## ASSIGNMENT
Return each line of the records below in which the string "sell" turns up.
* * * *
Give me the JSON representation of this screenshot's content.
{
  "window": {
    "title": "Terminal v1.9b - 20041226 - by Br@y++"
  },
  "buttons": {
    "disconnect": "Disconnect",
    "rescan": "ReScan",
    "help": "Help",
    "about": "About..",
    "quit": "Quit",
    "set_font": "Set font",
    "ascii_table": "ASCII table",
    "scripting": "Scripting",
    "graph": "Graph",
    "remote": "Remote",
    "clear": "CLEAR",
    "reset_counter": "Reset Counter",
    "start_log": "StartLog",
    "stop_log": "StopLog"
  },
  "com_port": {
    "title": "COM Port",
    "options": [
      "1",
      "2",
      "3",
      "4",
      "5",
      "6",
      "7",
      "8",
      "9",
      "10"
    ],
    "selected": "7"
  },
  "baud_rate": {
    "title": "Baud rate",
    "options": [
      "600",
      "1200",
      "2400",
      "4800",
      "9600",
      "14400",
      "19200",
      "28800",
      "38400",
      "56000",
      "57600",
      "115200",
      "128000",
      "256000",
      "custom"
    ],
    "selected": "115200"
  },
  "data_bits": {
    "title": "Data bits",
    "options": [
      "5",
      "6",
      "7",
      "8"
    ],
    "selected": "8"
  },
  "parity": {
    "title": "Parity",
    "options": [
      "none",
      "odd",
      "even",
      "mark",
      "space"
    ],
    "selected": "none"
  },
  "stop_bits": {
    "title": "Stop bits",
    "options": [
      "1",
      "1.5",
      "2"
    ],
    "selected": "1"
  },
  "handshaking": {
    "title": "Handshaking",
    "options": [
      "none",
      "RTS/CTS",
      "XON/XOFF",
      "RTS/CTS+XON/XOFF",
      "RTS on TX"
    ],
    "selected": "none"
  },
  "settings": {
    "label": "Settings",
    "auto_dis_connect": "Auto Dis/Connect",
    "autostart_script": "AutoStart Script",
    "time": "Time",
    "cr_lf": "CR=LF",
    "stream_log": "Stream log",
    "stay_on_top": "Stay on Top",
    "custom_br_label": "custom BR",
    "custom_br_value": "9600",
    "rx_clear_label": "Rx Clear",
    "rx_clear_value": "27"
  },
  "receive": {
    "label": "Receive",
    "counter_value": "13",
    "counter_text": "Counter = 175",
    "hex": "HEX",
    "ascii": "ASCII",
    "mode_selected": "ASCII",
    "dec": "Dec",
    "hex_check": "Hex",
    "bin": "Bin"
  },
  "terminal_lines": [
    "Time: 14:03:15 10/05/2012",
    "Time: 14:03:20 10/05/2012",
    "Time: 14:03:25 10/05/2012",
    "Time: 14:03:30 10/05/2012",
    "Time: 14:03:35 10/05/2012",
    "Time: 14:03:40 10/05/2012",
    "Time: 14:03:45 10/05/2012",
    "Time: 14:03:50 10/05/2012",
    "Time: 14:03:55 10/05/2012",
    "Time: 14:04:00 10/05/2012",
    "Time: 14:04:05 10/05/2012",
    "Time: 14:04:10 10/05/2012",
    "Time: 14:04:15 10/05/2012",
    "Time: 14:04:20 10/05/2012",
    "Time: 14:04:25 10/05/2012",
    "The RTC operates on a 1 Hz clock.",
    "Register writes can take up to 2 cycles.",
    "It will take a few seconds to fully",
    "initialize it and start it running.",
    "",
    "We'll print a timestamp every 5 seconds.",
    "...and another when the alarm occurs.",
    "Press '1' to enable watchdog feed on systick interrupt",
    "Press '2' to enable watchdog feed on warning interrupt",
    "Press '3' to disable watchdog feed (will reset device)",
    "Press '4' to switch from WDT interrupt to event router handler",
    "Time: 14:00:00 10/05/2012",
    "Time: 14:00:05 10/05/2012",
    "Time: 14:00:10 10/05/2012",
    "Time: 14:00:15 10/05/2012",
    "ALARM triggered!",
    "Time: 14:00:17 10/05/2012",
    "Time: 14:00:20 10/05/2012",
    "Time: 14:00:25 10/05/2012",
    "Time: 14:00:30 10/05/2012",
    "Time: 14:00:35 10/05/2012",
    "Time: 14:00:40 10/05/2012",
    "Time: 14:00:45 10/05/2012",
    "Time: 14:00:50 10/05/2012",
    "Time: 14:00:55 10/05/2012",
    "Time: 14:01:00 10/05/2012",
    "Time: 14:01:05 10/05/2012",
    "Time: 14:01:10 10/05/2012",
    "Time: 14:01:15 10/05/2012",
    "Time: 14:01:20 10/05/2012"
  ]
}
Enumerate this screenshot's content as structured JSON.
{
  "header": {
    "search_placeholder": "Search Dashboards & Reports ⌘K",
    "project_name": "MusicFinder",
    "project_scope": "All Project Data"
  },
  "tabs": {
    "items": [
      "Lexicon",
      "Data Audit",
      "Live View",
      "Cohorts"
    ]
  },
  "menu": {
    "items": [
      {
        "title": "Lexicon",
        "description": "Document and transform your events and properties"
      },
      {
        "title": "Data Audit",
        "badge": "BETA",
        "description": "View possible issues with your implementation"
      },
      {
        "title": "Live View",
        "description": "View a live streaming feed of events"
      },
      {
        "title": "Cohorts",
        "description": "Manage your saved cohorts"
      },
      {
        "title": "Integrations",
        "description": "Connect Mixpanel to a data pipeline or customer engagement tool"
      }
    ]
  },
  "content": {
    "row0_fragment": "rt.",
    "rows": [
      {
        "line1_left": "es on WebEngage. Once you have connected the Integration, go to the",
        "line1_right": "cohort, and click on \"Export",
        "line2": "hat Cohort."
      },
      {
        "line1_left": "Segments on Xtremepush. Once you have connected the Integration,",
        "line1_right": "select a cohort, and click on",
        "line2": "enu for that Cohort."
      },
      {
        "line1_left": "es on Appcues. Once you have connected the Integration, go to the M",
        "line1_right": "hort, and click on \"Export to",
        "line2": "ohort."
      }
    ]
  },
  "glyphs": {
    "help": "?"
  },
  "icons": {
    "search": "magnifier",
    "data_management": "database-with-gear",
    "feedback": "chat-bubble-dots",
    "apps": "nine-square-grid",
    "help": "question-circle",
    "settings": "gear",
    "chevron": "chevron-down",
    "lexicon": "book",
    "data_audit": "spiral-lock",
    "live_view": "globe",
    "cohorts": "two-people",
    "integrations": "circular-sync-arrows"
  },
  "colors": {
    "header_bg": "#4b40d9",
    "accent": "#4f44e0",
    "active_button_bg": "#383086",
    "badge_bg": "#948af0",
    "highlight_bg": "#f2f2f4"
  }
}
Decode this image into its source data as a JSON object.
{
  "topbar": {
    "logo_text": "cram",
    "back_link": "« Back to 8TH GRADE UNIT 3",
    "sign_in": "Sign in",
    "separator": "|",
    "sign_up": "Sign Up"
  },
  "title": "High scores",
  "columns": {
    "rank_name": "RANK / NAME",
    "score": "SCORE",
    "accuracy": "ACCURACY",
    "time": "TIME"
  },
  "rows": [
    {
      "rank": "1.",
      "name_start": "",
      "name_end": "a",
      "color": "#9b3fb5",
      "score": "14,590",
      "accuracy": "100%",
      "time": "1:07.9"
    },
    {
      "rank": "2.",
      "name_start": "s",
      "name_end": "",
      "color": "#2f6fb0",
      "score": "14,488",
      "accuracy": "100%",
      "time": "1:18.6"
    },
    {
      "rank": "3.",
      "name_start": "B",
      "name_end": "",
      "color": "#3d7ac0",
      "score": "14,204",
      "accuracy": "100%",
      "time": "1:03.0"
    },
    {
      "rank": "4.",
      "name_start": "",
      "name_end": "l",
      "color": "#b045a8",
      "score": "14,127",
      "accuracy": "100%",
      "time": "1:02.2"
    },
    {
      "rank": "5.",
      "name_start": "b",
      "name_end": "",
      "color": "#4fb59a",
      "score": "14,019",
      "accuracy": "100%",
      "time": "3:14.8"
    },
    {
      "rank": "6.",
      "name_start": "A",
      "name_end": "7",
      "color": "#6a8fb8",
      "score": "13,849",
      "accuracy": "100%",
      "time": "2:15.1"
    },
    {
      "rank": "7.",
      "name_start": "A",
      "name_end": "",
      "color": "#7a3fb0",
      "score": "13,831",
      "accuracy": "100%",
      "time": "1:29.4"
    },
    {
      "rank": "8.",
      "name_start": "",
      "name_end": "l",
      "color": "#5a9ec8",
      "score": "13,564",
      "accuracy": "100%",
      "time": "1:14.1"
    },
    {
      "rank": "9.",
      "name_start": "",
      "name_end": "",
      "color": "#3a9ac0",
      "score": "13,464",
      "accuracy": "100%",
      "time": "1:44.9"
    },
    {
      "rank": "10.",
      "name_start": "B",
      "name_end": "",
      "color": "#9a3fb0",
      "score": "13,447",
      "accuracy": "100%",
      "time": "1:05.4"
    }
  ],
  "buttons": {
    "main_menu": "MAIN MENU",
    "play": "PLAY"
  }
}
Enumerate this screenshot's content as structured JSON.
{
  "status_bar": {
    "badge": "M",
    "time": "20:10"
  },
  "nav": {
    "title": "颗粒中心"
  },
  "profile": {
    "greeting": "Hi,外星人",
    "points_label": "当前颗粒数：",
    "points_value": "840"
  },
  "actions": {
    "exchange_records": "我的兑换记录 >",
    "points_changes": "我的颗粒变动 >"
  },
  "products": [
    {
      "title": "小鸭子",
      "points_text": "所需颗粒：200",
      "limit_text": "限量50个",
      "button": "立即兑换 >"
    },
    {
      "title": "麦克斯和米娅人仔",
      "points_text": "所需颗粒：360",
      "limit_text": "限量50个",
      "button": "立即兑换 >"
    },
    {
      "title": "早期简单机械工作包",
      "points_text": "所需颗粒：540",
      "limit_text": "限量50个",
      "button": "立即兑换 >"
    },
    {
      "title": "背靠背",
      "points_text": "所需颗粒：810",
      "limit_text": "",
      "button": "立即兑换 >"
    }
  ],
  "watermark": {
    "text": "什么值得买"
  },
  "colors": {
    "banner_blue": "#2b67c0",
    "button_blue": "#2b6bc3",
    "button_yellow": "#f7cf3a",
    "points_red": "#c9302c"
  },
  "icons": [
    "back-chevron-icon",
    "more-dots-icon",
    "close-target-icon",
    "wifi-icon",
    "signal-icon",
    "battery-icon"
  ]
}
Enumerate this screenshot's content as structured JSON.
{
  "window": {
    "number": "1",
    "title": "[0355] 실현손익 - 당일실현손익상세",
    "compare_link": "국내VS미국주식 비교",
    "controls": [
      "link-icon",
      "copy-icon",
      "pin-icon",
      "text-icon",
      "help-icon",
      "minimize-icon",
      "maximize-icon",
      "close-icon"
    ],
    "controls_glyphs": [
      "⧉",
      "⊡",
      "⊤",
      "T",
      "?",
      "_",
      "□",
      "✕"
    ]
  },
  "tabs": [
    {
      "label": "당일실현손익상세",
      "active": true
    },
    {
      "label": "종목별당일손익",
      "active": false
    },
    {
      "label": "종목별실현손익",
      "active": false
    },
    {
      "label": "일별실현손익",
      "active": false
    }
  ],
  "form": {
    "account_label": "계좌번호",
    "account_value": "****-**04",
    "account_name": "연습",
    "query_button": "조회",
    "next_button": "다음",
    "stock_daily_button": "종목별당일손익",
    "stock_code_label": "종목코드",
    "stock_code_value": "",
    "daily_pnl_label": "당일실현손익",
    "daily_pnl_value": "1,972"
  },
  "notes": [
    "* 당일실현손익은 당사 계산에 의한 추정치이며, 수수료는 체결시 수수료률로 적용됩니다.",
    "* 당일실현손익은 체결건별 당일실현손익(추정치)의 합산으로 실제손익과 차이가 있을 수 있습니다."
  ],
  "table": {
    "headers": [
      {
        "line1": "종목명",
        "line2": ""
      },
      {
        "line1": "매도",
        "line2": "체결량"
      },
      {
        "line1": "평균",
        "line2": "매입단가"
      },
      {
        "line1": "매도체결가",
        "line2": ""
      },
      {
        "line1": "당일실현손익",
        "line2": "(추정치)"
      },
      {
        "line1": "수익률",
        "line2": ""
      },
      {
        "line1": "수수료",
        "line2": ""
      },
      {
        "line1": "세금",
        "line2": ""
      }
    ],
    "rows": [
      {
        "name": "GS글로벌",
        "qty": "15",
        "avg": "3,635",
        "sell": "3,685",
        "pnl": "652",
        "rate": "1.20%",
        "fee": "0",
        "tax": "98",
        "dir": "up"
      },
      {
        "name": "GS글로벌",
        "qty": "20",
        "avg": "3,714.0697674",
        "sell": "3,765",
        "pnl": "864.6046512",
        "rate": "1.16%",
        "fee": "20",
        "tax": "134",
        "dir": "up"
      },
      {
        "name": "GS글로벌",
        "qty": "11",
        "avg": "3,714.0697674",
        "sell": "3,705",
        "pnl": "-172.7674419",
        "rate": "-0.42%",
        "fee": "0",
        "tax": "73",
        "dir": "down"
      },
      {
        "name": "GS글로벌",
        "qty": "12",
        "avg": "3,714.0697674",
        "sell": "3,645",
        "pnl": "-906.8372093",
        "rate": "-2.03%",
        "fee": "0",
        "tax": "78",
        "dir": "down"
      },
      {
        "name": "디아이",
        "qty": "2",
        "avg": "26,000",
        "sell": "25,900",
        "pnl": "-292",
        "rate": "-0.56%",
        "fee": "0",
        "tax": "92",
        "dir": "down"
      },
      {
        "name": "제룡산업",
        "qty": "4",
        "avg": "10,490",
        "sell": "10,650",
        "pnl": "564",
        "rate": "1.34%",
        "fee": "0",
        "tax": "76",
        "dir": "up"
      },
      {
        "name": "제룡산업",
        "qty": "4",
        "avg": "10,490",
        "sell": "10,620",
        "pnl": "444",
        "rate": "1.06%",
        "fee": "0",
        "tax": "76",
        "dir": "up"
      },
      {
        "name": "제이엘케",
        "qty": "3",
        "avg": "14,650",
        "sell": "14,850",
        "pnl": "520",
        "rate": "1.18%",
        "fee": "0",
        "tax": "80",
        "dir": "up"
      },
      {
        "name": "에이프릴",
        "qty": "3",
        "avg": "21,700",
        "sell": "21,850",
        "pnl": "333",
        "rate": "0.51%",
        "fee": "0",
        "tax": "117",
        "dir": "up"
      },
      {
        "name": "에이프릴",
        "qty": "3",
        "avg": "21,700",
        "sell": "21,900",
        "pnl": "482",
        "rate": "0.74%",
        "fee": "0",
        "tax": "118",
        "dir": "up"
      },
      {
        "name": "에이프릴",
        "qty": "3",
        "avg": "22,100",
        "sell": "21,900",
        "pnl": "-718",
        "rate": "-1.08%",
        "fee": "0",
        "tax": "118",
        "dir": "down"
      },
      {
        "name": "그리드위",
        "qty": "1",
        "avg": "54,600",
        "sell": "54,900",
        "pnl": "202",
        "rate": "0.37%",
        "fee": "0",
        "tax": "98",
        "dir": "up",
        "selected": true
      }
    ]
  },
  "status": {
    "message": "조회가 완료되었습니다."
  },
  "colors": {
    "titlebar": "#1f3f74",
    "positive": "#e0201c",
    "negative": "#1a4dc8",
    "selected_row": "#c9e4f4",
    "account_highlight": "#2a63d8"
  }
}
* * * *
## RESULT OF THE TASK
        "sell": "3,685",
        "sell": "3,765",
        "sell": "3,705",
        "sell": "3,645",
        "sell": "25,900",
        "sell": "10,650",
        "sell": "10,620",
        "sell": "14,850",
        "sell": "21,850",
        "sell": "21,900",
        "sell": "21,900",
        "sell": "54,900",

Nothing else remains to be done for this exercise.